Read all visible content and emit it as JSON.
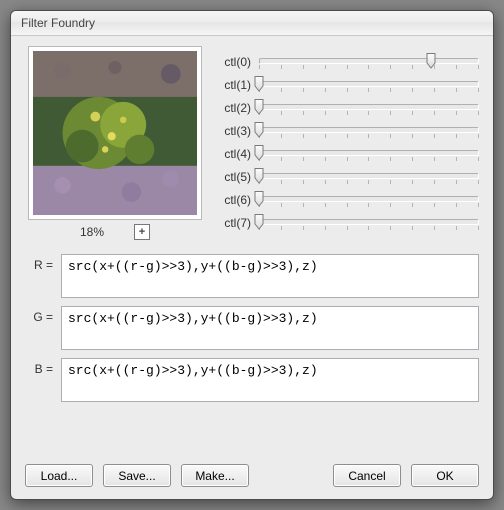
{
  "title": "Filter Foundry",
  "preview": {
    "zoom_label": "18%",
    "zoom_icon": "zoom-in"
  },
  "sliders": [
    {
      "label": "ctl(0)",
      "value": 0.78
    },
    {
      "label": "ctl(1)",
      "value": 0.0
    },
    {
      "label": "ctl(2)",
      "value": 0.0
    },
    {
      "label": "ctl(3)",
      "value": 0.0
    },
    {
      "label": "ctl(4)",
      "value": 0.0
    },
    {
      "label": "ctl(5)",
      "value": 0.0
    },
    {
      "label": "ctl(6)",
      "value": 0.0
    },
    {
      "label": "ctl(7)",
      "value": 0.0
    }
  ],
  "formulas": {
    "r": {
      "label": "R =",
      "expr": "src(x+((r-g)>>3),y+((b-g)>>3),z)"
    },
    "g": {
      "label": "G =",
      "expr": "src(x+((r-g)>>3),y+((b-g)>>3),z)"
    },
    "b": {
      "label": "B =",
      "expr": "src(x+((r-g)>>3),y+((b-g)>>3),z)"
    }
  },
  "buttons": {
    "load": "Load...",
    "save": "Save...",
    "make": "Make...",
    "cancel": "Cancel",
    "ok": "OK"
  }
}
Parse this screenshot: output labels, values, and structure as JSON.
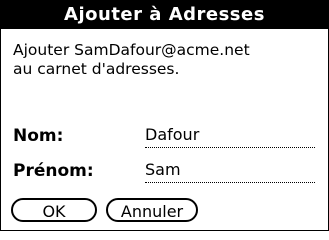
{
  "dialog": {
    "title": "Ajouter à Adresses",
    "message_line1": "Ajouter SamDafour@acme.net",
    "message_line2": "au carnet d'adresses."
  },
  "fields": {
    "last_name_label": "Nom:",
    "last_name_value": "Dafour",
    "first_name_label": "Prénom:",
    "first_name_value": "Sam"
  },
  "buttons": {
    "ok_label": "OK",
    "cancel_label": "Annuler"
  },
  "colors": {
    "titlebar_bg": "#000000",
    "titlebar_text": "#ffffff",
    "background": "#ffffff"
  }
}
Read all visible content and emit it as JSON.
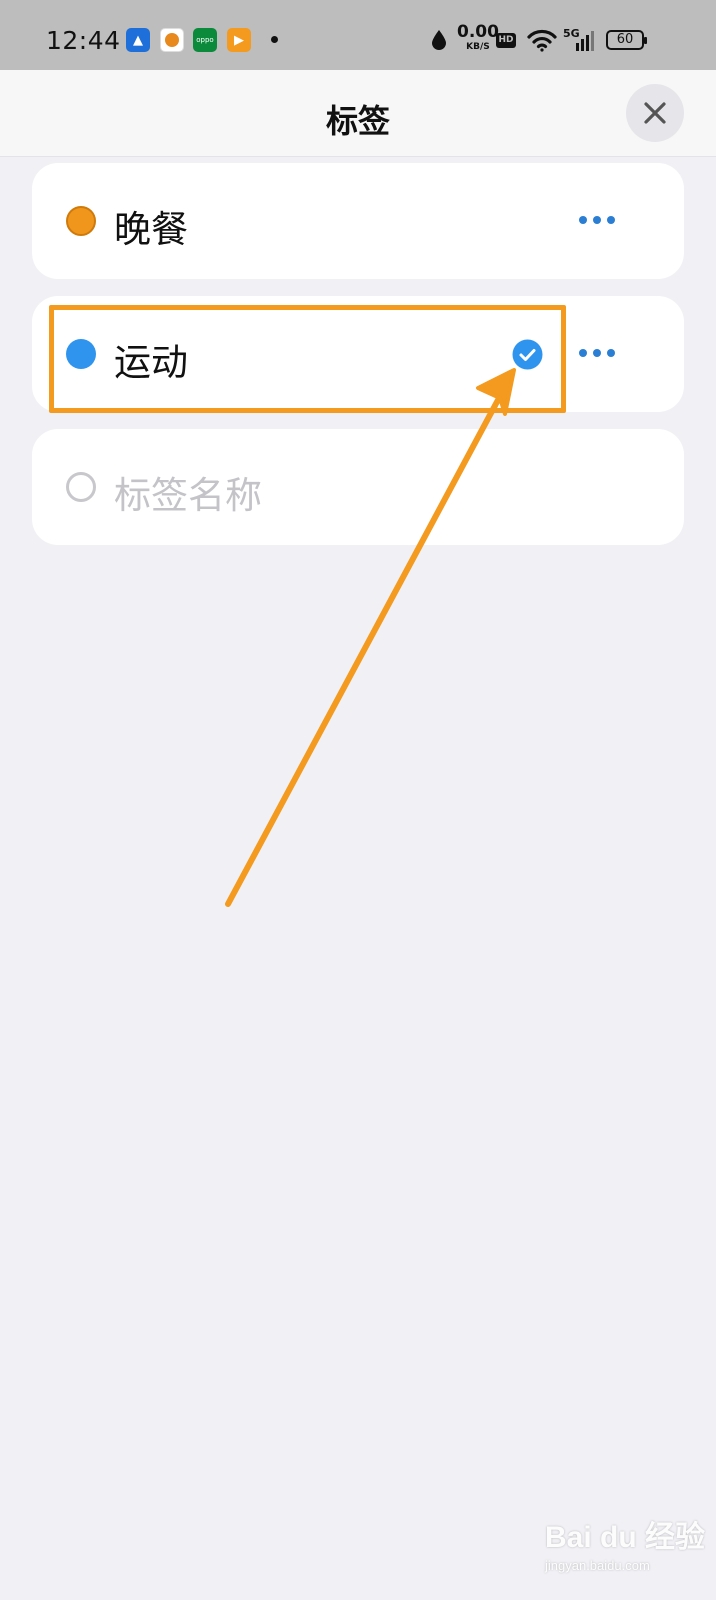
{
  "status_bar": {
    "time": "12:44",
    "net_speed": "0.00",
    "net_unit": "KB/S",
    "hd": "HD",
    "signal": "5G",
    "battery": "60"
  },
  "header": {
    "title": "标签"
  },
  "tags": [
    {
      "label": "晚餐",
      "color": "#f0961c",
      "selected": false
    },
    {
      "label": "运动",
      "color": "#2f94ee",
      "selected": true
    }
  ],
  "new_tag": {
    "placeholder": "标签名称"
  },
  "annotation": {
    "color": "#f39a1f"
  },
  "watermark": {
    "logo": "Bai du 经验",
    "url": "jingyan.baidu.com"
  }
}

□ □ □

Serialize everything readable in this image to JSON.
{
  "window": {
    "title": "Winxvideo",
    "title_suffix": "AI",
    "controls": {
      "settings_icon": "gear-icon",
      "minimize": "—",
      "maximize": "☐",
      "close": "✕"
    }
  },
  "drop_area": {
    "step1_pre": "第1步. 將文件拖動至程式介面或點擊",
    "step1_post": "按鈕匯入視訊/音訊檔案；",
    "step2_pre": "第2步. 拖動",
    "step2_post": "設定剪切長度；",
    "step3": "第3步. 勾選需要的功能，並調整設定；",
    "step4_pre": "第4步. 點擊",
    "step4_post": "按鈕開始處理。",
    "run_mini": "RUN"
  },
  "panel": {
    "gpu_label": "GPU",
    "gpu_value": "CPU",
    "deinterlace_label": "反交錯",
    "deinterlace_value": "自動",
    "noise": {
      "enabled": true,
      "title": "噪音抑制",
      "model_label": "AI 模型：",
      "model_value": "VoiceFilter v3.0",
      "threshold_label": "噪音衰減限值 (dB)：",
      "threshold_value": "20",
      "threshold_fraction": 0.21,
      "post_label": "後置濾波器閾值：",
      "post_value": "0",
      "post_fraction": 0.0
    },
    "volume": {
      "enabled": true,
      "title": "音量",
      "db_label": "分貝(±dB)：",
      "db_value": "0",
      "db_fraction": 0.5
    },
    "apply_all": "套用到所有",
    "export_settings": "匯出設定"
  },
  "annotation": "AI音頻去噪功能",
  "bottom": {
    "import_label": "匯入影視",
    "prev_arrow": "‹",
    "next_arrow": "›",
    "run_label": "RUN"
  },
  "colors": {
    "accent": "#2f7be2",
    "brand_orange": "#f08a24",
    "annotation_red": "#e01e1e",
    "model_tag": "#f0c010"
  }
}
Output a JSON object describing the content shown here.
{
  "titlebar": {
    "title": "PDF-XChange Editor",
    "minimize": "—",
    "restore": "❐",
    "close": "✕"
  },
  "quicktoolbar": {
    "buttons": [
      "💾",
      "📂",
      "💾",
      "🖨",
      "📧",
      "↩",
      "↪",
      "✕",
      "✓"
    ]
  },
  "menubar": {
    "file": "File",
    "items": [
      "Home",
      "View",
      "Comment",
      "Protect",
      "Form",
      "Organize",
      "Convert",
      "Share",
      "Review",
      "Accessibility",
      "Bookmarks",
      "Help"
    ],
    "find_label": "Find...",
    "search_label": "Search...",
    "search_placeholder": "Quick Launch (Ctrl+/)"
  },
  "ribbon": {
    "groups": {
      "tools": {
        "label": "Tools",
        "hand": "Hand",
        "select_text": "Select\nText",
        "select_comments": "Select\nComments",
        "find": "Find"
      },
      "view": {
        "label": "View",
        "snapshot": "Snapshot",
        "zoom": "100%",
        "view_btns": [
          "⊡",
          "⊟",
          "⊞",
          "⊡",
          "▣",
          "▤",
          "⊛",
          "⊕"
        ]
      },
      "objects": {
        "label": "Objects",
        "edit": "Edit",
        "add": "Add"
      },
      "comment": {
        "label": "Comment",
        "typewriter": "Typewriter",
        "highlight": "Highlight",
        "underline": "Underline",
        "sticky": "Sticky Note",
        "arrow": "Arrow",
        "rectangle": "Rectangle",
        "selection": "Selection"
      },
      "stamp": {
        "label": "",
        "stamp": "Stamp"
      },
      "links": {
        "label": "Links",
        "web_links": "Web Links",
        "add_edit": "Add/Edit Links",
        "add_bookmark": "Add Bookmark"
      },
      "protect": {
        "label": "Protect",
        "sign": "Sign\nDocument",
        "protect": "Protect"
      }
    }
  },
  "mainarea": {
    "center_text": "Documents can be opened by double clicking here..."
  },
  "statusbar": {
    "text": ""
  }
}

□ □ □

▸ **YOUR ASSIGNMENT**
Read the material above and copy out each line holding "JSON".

▸ **SOLUTION FOR THIS PROBLEM**
Read all visible content and emit it as JSON.
Parse this screenshot: output labels, values, and structure as JSON.
Read all visible content and emit it as JSON.
Serialize everything readable in this image to JSON.
Output a JSON object describing the content shown here.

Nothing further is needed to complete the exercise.